How this is going to affect Google’s Tensor chip is this. The Tensor chip has something called Tensor Processing Unit (TPU) and a custom NPU. These are responsible for running and speeding up machine learning features like the camera processing and voice processing. If the Cambridge based company changes its licensing terms. These TPU and NPU could face possible exclusion from the future Tensor chips.
If this should happen, it means Google may have to go back to its old technology. Something they purposely abandoned in favor of the Tensor chip. That is the Pixel Visual / Neural core model. This model uses a separate co-processor for camera and other Machine Learning tasks. Unlike the Tensor chip that has the Neural Core integrated into the main chip.
Why Qualcomm Opened Lawsuit
Qualcomm’s argument is that ARM cannot change its existing license for more years to come. Neither does it have any right to obtain additional royalties from Qualcomm’s customers.
These are statement from Qualcomm’s lawsuit against them. But ARM has not yet made any public announcement on its new business models. There has not been any report of them also making changes to its new business model as well.
The only new development from this issue comes from Qualcomm. It says that ARM has not informed them about the new business models. That OEMs need to obtain direct license from ARM before they could obtain any ARM related technologies. Qualcomm stated that, ARM intends to:
- “Intends to stop licensing CPU technology as a standalone license”.
- “Will no longer license CPU technology to semiconductor companies”.
- “Will require licensees to obtain other technologies (notably ARM’s GPU and NPU technology) only from ARM.
ARM Could Open Up For Negotiations
looking on the brighter side of the new dispute. There could be some aspects that would allow device makers to negotiate with ARM for custom components inclusion.
A statement from ARM to Fierce Electronics on Friday makes this even clearer.

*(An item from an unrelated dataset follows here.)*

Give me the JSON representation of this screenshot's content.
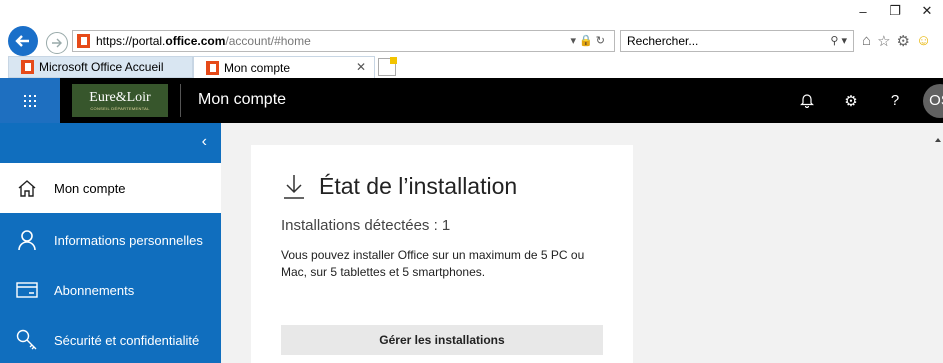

It says that Qualcomm’s claims are “riddled with inaccuracies” and that its response is coming.